Turtles All The Way Down – John Green
Sixteen-year-old Aza never intended to pursue the mystery of fugitive billionaire Russell Pickett, but there’s a hundred-thousand-dollar reward at stake and her Best and Most Fearless Friend, Daisy, is eager to investigate. So together, they navigate the short distance and broad divides that separate them from Russell Pickett’s son, Davis.
Aza is trying. She is trying to be a good daughter, a good friend, a good student, and maybe even a good detective, while also living within the ever-tightening spiral of her own thoughts.
Review: Look at me! I actually read this book right after it came out instead of buying it and putting it on a shelf for months. I’m proud of myself. To an outside observer, it might look like I’m in control of my life.
“If only I were as good at life as I am at the internet.” – Turtles All the Way Down
Okay. I’ve been a John Green fan for nearly a decade. I love his sense of humor and the way he looks at the world. When I heard he had a new book coming out, I was thrilled. I went out on release day, found myself a copy, and started reading immediately.
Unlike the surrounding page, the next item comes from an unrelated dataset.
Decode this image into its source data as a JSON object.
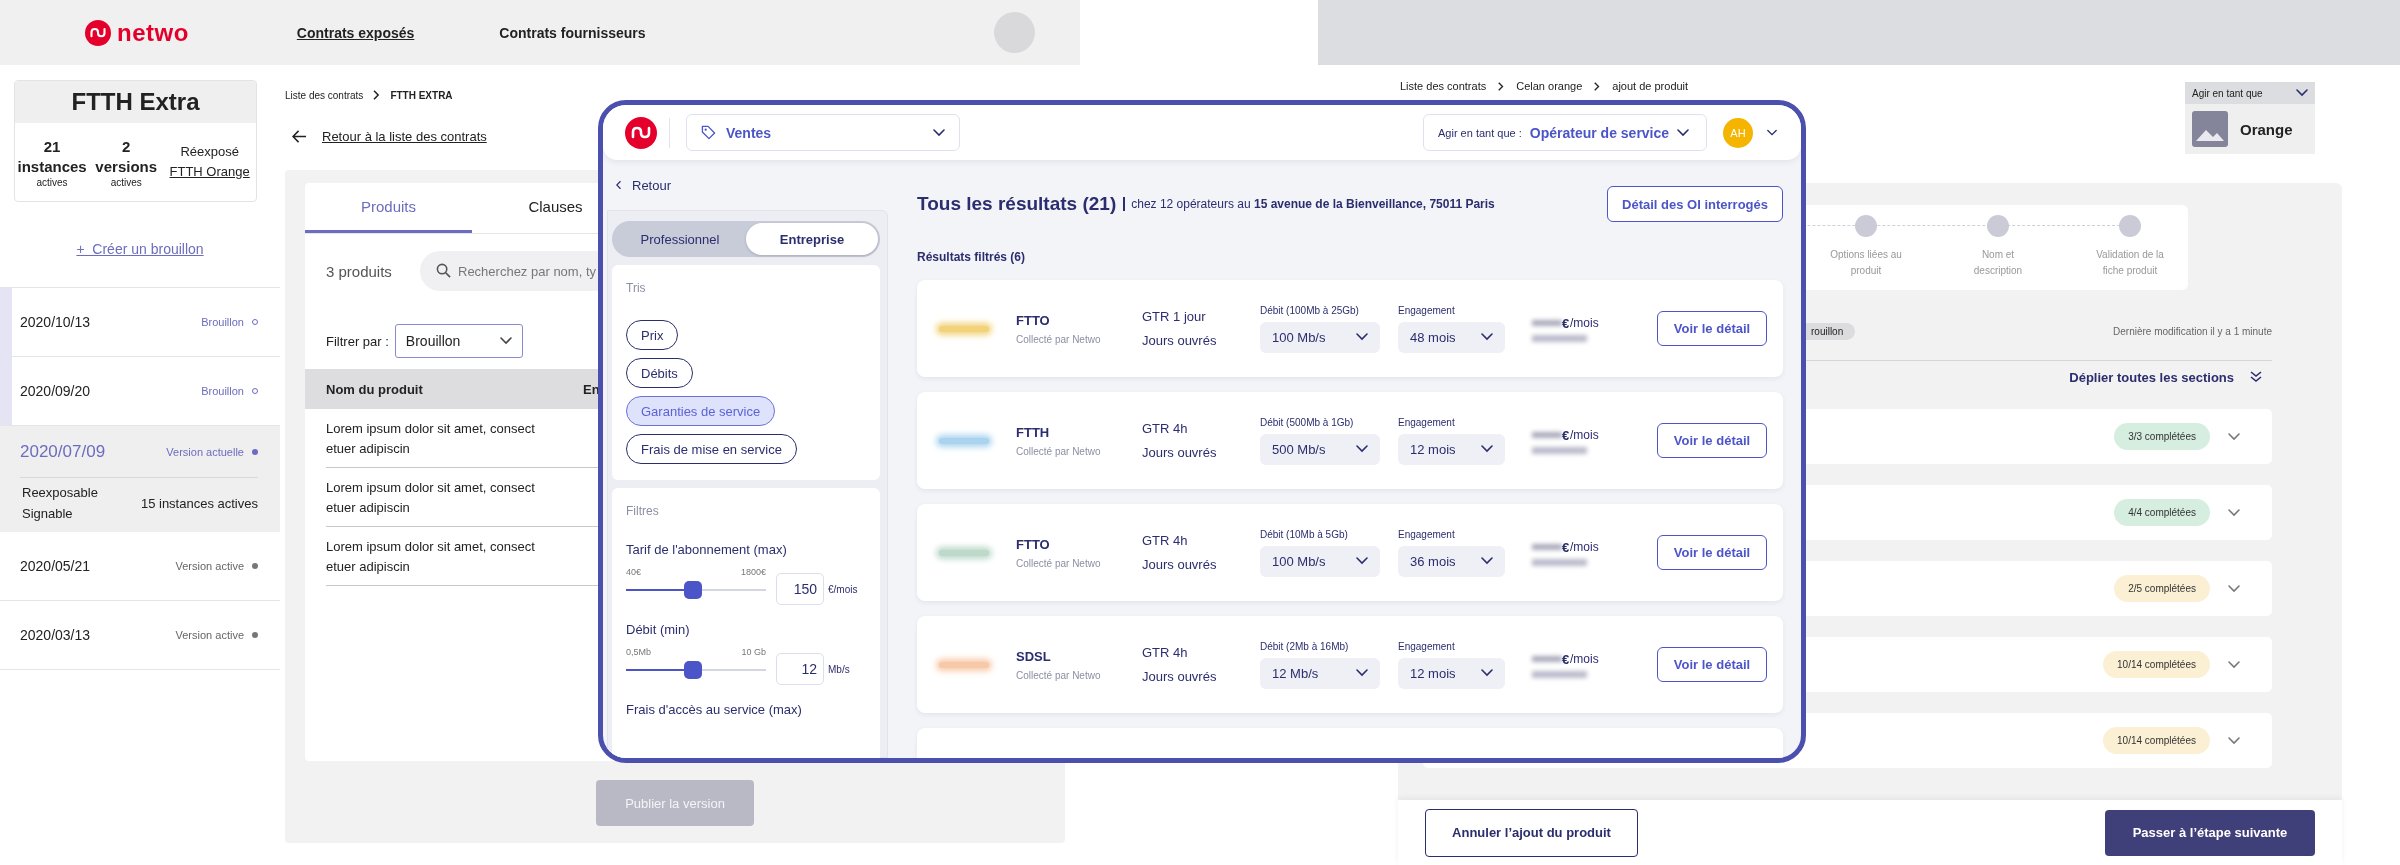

I adored the beginning, but as the book went along, I started to get disappointed.
The story is narrated by sixteen-year-old Aza, who has crippling obsessive compulsive disorder. When the billionaire father of her childhood friend goes missing, Aza and her other friend, Daisy, decide to investigate. Maybe they can find the missing billionaire and claim the $100,000 reward.
The plot of this novel is very different from what I expected. I blame the synopsis for that. It kind of felt like a bait-and-switch. I expected to read a story about two girls searching for a missing billionaire. The book actually does start out that way. Then the mystery disappears, and it becomes a book about a girl having OCD. That’s when my attention started to wander. I found the mystery story a lot more compelling than the sick-lit story. I kept hoping we’d get back to the mystery, but we didn’t until it was accidentally solved at the end of the book.
Basically, this novel has an identity issue. It’s a story about mental health problems with an underdeveloped mystery thrown in. Novels don’t need to fit into neat genre boxes, but I’m not sure what this book is. It isn’t what I expected.
Even though the mystery gets lost in all the OCD stuff, I like the ethical questions it raises. What if a missing person doesn’t want to be found? What if the missing person’s family wants them to stay missing? If you know where the person is, are you required to call the cops, or can you keep the info to yourself? It’s all very thought-provoking.
The author gets a lot right about anxiety. I can’t comment on the OCD stuff because I don’t have experience with that, but I think the portrayal of anxiety is extremely realistic. Aza is trapped inside her own head. She feels cut off from others, even when she’s sitting right beside them. She feels like she’s an inconvenience to other people. I’ve experienced all that myself. I love that Aza’s mental illnesses weren’t cured in the book, and I like that being in a relationship made the illness worse, not better. I’ve never seen that in a book before, but it makes complete sense to me. Starting a new relationship can cause big changes in a person’s life. Even positive changes can be stressful.
“True terror isn’t being scared; it’s not having a choice on the matter.” – Turtles All the Way Down
“Everyone wanted me to feed them that story—darkness to light, weakness to strength, broken to whole. I wanted it, too.” – Turtles All the Way Down
I did wonder who Aza is on her “good” mental health days. This book shows her at her worst. She’s hospitalized and struggling to find a medication that works. But, what does she do on days when she feels okay? We learn that she loves her car, is in AP classes, and doesn’t like space movies. There has to be more to her than that, right? Why is Daisy friends with her? What do they do together? I wanted to know more about Aza.
How much you enjoy this book will depend on your tolerance for John Green’s characters. Like in his other books, the characters in this one are overly precocious teens who discuss philosophy and quote poetry at each other. I (mostly) like them because they’re funny and make me think. Their pretentiousness did get on my nerves a few times, though. I rolled my eyes especially hard at Davis’s melodramatic blog posts. Why did we need to read so many of those?
I guess I have the dreaded mixed feelings about this book. I had fun reading it. It made me laugh. It made me think. It irritated me. It’s not what I expected. It’s relatable. It’s beautifully written. It’s a half-baked mystery with a lot of other stuff going on. I mostly liked it. I’ll definitely read whatever John Green publishes next.
“Like, the world is billions of years old, and life is a product of nucleotide mutation and everything. But the world is also the stories we tell about it.” – Turtles All the Way Down